# Your objective:
Nothing may be left out, so copy every entry exactly.

# Material for this exercise:
- Opening Delimiter -

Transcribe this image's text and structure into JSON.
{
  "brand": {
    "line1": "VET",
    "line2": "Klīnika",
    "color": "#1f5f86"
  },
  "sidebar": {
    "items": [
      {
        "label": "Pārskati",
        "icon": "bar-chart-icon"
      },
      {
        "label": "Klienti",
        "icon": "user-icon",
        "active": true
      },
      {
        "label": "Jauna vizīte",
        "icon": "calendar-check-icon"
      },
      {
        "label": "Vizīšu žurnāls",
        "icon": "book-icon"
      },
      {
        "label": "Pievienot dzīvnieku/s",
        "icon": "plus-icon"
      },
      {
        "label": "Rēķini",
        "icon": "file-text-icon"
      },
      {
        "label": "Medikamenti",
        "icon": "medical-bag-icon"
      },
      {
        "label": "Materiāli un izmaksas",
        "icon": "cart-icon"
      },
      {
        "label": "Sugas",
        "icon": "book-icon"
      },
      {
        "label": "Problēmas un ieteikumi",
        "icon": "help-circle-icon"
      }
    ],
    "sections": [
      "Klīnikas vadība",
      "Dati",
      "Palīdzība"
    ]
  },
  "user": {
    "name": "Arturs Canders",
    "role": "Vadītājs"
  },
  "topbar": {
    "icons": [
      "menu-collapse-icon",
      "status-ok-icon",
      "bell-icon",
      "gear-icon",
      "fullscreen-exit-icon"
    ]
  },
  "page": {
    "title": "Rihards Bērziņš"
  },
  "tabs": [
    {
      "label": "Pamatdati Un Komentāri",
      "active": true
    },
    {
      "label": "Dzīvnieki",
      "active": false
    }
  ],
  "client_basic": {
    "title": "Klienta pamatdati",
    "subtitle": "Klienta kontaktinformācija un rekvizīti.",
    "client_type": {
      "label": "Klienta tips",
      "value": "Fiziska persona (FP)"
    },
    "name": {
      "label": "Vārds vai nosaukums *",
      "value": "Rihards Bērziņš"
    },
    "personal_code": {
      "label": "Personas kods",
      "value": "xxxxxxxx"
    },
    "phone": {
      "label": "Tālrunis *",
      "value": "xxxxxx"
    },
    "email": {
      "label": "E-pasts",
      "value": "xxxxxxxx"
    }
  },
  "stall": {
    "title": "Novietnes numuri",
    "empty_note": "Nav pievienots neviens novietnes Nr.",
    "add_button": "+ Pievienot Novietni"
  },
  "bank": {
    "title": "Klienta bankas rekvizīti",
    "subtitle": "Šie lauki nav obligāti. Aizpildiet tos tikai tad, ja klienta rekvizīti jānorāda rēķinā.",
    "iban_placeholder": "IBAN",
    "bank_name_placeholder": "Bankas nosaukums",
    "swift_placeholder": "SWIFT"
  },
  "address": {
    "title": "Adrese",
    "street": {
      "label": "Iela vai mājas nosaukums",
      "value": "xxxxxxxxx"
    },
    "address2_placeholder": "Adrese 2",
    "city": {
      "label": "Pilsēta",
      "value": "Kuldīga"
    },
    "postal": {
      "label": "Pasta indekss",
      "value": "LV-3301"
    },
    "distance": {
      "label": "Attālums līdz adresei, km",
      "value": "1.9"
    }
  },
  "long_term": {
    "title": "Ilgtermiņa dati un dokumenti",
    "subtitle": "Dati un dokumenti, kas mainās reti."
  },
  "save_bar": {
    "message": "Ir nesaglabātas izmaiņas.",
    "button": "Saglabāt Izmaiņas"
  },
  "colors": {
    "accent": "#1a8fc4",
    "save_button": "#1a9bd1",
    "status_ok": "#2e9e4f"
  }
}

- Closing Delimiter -

# Response to this exercise:
Transcribe this image's text and structure into JSON.
{
  "brand": {
    "line1": "VET",
    "line2": "Klīnika",
    "color": "#1f5f86"
  },
  "sidebar": {
    "items": [
      {
        "label": "Pārskati",
        "icon": "bar-chart-icon"
      },
      {
        "label": "Klienti",
        "icon": "user-icon",
        "active": true
      },
      {
        "label": "Jauna vizīte",
        "icon": "calendar-check-icon"
      },
      {
        "label": "Vizīšu žurnāls",
        "icon": "book-icon"
      },
      {
        "label": "Pievienot dzīvnieku/s",
        "icon": "plus-icon"
      },
      {
        "label": "Rēķini",
        "icon": "file-text-icon"
      },
      {
        "label": "Medikamenti",
        "icon": "medical-bag-icon"
      },
      {
        "label": "Materiāli un izmaksas",
        "icon": "cart-icon"
      },
      {
        "label": "Sugas",
        "icon": "book-icon"
      },
      {
        "label": "Problēmas un ieteikumi",
        "icon": "help-circle-icon"
      }
    ],
    "sections": [
      "Klīnikas vadība",
      "Dati",
      "Palīdzība"
    ]
  },
  "user": {
    "name": "Arturs Canders",
    "role": "Vadītājs"
  },
  "topbar": {
    "icons": [
      "menu-collapse-icon",
      "status-ok-icon",
      "bell-icon",
      "gear-icon",
      "fullscreen-exit-icon"
    ]
  },
  "page": {
    "title": "Rihards Bērziņš"
  },
  "tabs": [
    {
      "label": "Pamatdati Un Komentāri",
      "active": true
    },
    {
      "label": "Dzīvnieki",
      "active": false
    }
  ],
  "client_basic": {
    "title": "Klienta pamatdati",
    "subtitle": "Klienta kontaktinformācija un rekvizīti.",
    "client_type": {
      "label": "Klienta tips",
      "value": "Fiziska persona (FP)"
    },
    "name": {
      "label": "Vārds vai nosaukums *",
      "value": "Rihards Bērziņš"
    },
    "personal_code": {
      "label": "Personas kods",
      "value": "xxxxxxxx"
    },
    "phone": {
      "label": "Tālrunis *",
      "value": "xxxxxx"
    },
    "email": {
      "label": "E-pasts",
      "value": "xxxxxxxx"
    }
  },
  "stall": {
    "title": "Novietnes numuri",
    "empty_note": "Nav pievienots neviens novietnes Nr.",
    "add_button": "+ Pievienot Novietni"
  },
  "bank": {
    "title": "Klienta bankas rekvizīti",
    "subtitle": "Šie lauki nav obligāti. Aizpildiet tos tikai tad, ja klienta rekvizīti jānorāda rēķinā.",
    "iban_placeholder": "IBAN",
    "bank_name_placeholder": "Bankas nosaukums",
    "swift_placeholder": "SWIFT"
  },
  "address": {
    "title": "Adrese",
    "street": {
      "label": "Iela vai mājas nosaukums",
      "value": "xxxxxxxxx"
    },
    "address2_placeholder": "Adrese 2",
    "city": {
      "label": "Pilsēta",
      "value": "Kuldīga"
    },
    "postal": {
      "label": "Pasta indekss",
      "value": "LV-3301"
    },
    "distance": {
      "label": "Attālums līdz adresei, km",
      "value": "1.9"
    }
  },
  "long_term": {
    "title": "Ilgtermiņa dati un dokumenti",
    "subtitle": "Dati un dokumenti, kas mainās reti."
  },
  "save_bar": {
    "message": "Ir nesaglabātas izmaiņas.",
    "button": "Saglabāt Izmaiņas"
  },
  "colors": {
    "accent": "#1a8fc4",
    "save_button": "#1a9bd1",
    "status_ok": "#2e9e4f"
  }
}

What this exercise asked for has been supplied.